Six original ways to use online video
I’ve said it before: everyone’s getting on the online video bandwagon. There are huge opportunities out there for film makers, video journalists and motion graphic designers, if you know where to look.
There’s also a fantastic opportunity to break new ground, and use video in new ways. Here are six different ways online video is being employed around the web.
Six original ways to use online video
NOTE: this is a video-heavy post; if you’re receiving this blog post as a newsletter, make sure you click on the link to see all of the embeds.
.01 product launch
OK, this one isn’t so much original as obligatory these days. If you’re launching a new website, product or service, you almost certainly need a video to promote it. Using online video can serve two key functions: firstly you can use it to generate an emotional response (usually, “this new thing is amazing!”) or you might just need it to explain something complicated.
En vogue right now is motion graphics and kinetic typography, such as this new launch video for infographics site Visual.ly; if you do it, try and use it alongside a narrative.
Don’t feel obliged to go down this route though. Live action works just as well. I really like this Wes Anderson inspired ditty from FireSpotter Labs to launch their new restaurant review app Nosh.me.
If you’re an online film maker, startup videos are a good stock of work: in the last year alone I’ve helped produce launch films for TheMediaBriefing, I Am Creative (not published yet) and I’m currently working on two more for launch in the autumn.
.02 training & explainers
Video, although not naturally designed to convey complex information, is excellent at explaining things – if put in the right hands. It’s difficult though – my personal project to explain the AV Referendum this year took some serious cognitive juice to avoid it drifting away.
Australian TV show Hungry Beast are masters at explaining complex stuff to young people: this explanation of the Stuxnet virus is one of the best things I’ve seen online all year.
A clear leader here is Vimeo – who’ve published scores of excellent training videos, explaining everything from ND filters to tripods.
.03 404 page
Online video on a 404 page? Seriously? You betcha. Serious credit again to Alex Cornell at ISO50/FireSpotter Labs for this gem of an idea. They’ve shot their own action film to appear every time you hit a Page Not Found. It’s all filmed in one shot, but took some setting up to get right. I’ve never seen this done before, but I imagine it’ll appear all over the place before too long.

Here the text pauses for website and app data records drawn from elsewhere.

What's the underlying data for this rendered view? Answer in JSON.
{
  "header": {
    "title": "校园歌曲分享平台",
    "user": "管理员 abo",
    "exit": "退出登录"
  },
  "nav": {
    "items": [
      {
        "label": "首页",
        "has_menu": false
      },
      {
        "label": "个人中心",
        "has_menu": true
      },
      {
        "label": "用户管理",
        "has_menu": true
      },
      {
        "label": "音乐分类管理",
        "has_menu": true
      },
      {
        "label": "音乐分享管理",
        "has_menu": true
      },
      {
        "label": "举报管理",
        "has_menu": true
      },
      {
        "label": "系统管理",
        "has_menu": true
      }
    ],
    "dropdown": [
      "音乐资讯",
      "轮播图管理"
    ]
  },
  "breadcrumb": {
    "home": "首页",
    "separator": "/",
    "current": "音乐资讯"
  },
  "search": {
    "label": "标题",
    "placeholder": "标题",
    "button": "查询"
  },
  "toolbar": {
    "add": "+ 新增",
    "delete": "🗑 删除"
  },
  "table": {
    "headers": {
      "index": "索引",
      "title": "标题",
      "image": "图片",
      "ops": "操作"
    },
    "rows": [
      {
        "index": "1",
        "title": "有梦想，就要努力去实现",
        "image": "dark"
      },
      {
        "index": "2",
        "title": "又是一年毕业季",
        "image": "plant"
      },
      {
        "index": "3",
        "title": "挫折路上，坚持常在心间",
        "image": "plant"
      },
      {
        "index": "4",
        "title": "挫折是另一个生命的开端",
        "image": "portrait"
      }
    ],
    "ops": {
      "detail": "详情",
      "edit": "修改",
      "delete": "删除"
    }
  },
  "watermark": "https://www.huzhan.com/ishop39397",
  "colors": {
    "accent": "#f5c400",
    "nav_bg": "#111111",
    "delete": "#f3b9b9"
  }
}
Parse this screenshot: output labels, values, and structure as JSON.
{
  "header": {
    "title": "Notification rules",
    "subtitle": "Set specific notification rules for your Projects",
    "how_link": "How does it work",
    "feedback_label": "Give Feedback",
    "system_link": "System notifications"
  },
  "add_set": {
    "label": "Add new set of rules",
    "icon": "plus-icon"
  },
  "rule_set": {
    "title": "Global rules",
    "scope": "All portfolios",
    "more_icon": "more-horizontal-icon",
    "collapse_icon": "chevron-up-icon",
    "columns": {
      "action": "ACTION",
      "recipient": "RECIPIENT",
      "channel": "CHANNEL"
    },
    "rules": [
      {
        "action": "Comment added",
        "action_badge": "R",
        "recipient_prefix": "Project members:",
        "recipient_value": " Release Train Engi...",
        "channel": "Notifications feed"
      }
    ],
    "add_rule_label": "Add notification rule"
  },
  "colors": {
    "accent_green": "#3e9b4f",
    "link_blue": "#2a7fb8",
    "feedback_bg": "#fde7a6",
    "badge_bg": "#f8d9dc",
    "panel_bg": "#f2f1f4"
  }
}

And the purpose? No-one likes seeing a 404 page – why not turn it into a treat? It makes your website more memorable.
.04 profiles & portraits

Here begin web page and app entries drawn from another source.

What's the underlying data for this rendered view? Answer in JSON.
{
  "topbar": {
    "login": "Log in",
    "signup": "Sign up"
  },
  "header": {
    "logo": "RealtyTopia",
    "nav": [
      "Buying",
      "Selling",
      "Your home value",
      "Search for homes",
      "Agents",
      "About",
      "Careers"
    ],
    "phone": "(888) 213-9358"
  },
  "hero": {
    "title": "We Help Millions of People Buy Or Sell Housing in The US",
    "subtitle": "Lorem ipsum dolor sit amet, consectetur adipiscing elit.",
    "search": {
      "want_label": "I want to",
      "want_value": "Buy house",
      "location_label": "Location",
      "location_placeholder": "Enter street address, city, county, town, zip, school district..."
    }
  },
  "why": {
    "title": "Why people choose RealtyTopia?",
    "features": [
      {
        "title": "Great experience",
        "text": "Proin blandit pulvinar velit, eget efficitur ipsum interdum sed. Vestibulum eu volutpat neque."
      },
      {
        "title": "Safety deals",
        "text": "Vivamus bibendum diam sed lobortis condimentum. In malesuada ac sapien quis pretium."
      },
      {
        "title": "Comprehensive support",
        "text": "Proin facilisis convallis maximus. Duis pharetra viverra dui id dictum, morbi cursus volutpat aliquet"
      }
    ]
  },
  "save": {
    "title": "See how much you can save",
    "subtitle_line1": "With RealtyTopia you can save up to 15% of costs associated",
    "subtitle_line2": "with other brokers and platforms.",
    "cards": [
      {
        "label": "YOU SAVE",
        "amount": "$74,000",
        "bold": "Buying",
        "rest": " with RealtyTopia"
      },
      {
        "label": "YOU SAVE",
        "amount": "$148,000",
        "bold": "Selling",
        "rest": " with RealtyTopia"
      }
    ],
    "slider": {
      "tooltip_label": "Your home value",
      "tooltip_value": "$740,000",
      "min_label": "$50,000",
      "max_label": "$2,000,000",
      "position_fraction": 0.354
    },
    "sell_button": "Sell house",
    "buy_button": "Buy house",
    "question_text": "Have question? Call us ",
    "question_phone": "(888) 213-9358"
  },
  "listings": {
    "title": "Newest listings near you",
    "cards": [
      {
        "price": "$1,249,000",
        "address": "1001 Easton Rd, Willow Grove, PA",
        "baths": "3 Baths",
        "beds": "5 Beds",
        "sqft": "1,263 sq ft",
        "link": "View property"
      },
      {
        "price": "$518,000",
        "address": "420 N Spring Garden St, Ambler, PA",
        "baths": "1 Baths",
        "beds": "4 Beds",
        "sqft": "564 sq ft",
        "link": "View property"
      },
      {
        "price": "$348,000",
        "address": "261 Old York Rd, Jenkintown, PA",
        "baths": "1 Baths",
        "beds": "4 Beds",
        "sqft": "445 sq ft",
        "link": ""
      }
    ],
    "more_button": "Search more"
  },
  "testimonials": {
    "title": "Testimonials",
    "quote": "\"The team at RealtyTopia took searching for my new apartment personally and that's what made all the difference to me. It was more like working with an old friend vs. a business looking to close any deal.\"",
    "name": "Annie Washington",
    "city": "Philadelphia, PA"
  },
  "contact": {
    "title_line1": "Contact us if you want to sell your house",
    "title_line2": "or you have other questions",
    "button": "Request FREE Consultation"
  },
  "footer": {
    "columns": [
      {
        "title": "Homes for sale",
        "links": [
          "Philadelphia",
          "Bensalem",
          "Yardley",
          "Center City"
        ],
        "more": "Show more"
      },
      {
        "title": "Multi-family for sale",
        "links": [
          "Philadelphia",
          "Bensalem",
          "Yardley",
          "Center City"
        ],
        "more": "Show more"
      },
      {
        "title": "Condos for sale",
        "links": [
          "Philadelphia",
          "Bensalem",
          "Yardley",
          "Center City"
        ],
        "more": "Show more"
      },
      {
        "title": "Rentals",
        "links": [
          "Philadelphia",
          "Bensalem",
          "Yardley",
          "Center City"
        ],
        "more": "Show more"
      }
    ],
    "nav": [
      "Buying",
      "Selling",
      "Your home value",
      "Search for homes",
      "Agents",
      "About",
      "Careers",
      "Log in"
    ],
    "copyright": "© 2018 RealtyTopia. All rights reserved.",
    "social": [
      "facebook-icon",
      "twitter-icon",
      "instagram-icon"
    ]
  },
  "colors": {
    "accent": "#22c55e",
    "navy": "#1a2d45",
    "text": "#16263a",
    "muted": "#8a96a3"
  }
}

Here’s a little tip for any young film makers looking for work. There are loads of companies out there moving into creating online video and need people to do it properly. There’s a huge market in both online publishing (companies producing their own web content) as well as internal communications.
Interestingly, a lot of them use their online video space to produce simple interviews. After all, it’s quick, cheap and the easiest thing to learn. But actually, interviews are pretty boring, even in video. The more original video producers are instead producing portraits or profiles – that is, telling a story as a (legitimate) way to entice viewers.

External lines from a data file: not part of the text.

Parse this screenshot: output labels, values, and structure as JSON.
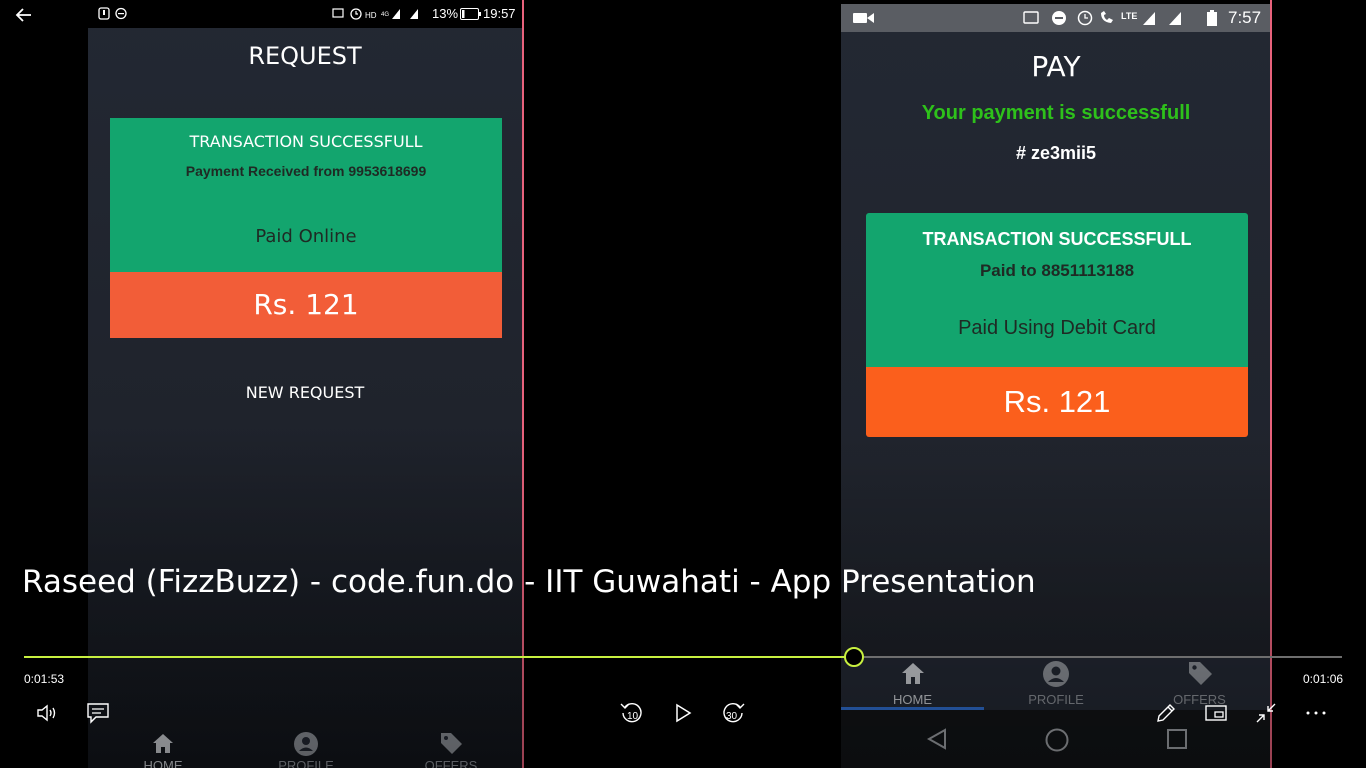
{
  "top_left": {
    "back_icon": "arrow-left-icon"
  },
  "left_phone": {
    "status": {
      "battery_pct": "13%",
      "time": "19:57"
    },
    "title": "REQUEST",
    "card": {
      "headline": "TRANSACTION SUCCESSFULL",
      "subline": "Payment Received from 9953618699",
      "method": "Paid Online",
      "amount": "Rs. 121"
    },
    "new_request_label": "NEW REQUEST",
    "nav": [
      "HOME",
      "PROFILE",
      "OFFERS"
    ]
  },
  "right_phone": {
    "status": {
      "time": "7:57",
      "network": "LTE"
    },
    "title": "PAY",
    "success_message": "Your payment is successfull",
    "reference": "# ze3mii5",
    "card": {
      "headline": "TRANSACTION SUCCESSFULL",
      "subline": "Paid to 8851113188",
      "method": "Paid Using Debit Card",
      "amount": "Rs. 121"
    },
    "nav": [
      "HOME",
      "PROFILE",
      "OFFERS"
    ]
  },
  "player": {
    "title": "Raseed (FizzBuzz) - code.fun.do - IIT Guwahati - App Presentation",
    "elapsed": "0:01:53",
    "remaining": "0:01:06",
    "progress": 0.63,
    "icons": [
      "volume-icon",
      "captions-icon",
      "rewind-10-icon",
      "play-icon",
      "forward-30-icon",
      "pen-icon",
      "mini-view-icon",
      "exit-fullscreen-icon",
      "more-icon"
    ],
    "rewind_label": "10",
    "forward_label": "30"
  },
  "colors": {
    "card_green": "#13a56e",
    "left_amount": "#f25d38",
    "right_amount": "#fb5f1c",
    "success_text": "#2ec11b",
    "progress_line": "#c8f040",
    "phone_bg": "#232833"
  }
}
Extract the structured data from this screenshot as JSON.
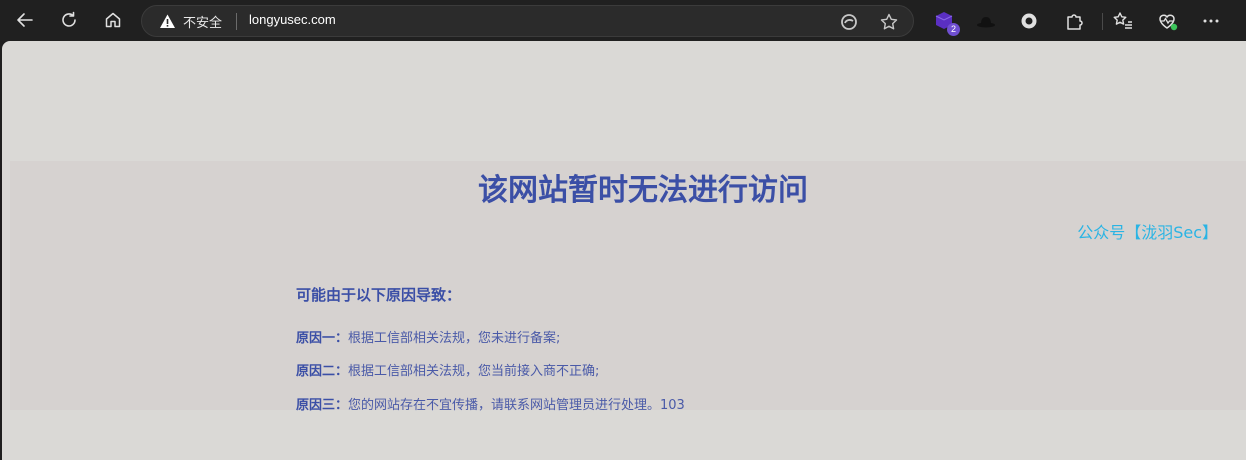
{
  "browser": {
    "security_label": "不安全",
    "url": "longyusec.com",
    "extension_badge": "2"
  },
  "page": {
    "title": "该网站暂时无法进行访问",
    "wechat_note": "公众号【泷羽Sec】",
    "reasons_title": "可能由于以下原因导致：",
    "reasons": [
      {
        "label": "原因一：",
        "text": "根据工信部相关法规，您未进行备案;"
      },
      {
        "label": "原因二：",
        "text": "根据工信部相关法规，您当前接入商不正确;"
      },
      {
        "label": "原因三：",
        "text": "您的网站存在不宜传播，请联系网站管理员进行处理。103"
      }
    ]
  },
  "colors": {
    "accent": "#3b4fa6",
    "link": "#2ab4e4",
    "page_bg": "#dad9d6",
    "panel_bg": "#d6d2d0"
  }
}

For example, software company 37Signals have just advertised for a video producer position in Chicago, but they say explicitly they don’t want to just film interviews: “Testimonials are usually boring – we want to be sure to avoid anything boring.”
The challenge for these companies is firstly recognising portraits and narratives are better than quick interviews, and in finding the people good enough to do them. Make sure they know that’s you.
.05 create a blockbuster
OK, never mind portraits, explainers or product launches – why not suck up the balls and go all out, producing a mega blockbuster?
That’s what visual effects house Red Giant Software did to demonstrate their range of colour correction packages. The result is an epic story called Plot Device which cleverly references the archetypes of Hollywood cinema and shows off the product in a way you didn’t expect.
No deadpan screencasts here: you can see what the software does, at the same time being taken on a memorable journey. It takes a talented director and cast to make sure this doesn’t come off as seriously lame, but done right the results speak for themselves.
.06 behind the scenes
And finally, another new way to use video is to produce behind the scenes films of you, your business, or client. Transparency is big in demand these days and video is great way to show people that you’re human, and you have fun doing what you do. As well as adding a face to the name/brand it can be an effective way to add a personal touch.
UK national radio station Absolute Radio recently hired me to shoot this behind-the-scenes piece about a stunt they pulled in central London back in June. It shows all the fun, effort and camaraderie that people tune in to hear every morning.
Of course, behind the scenes video can also be a neat way to bring in some extra revenue – in the form of a DVD release or similar.
So the takeaway? Online video is not television, so why make it mimic the idiot box all the time? Video is far more flexible and hopefully this post has shown you some of the pioneers who are pushing it forward. Now go and join them!